This is a special time of year when we find ourselves being more thankful and appreciative. I love to see the focus of many people shift from the outward struggles that the collective world is feeling to a focus on abundance. If only we could all stay focused on the good in our lives rather than the nonsense that floods and feeds the division in our world.

Gratitude Practice

I believe that a deliberate practice of gratitude can truly change your life. Many years ago I began a daily gratitude journal and after a short time I realized that throughout my day I was looking for things to be able to write down in my journal. What a life-changer to be on the look-out for what is good versus what is lack. Now after 18 years of a daily gratitude practice, if I find that in times of fear or sadness, I can open up any of one of those journals and be reminded of all that I really do have in my life.

I encourage you to spend some time each day acknowledging a few things in your life that you can be grateful for, including yourself! If you are not sure what to be grateful for beyond the obvious, then I say use your senses! What did you smell today? Did you feel something amazing today? Describe something that you tasted today that was amazing? To deepen your practice, you can include why you are grateful. I love to acknowledge that I am grateful for my friends because they help me to feel connected.

How to have a gratitude practice

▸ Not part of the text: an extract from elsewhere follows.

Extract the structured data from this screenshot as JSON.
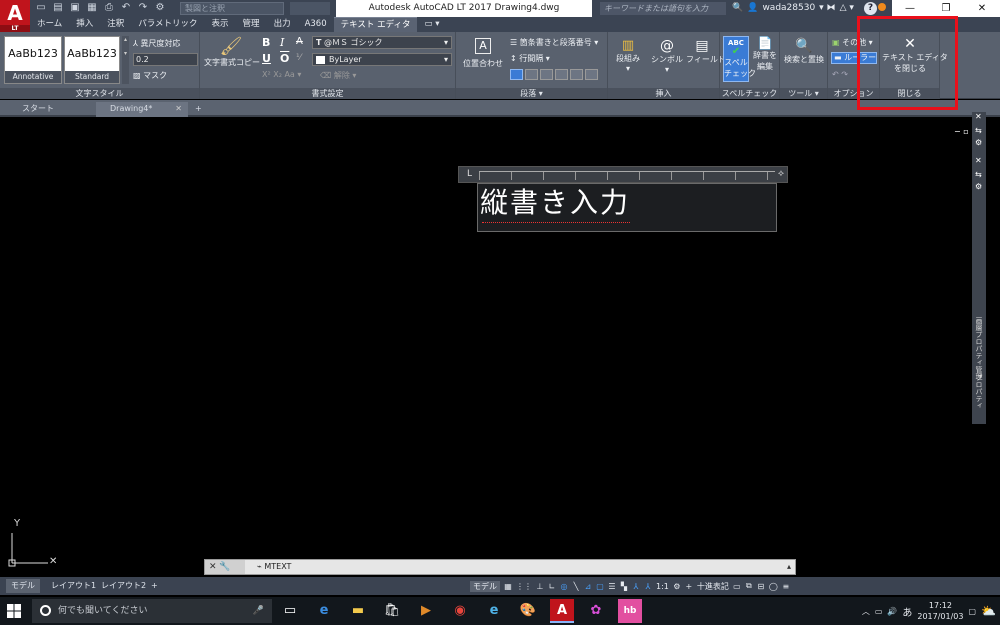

When we think of abundance we often think of the tangible, material, often obvious things in our life to be grateful for; house, food, car, employment, etc. I would like to offer up acknowledging the abundance of less visible things; the love you feel for someone, the colors that surround your life, the sounds of music and laughter, the aroma that fills your home from a hearty soup, or the growth that you have shown this year.

Soak in all that is untouchable. Fill your heart with the fullness of simply being alive and experiencing the sensations each day offers.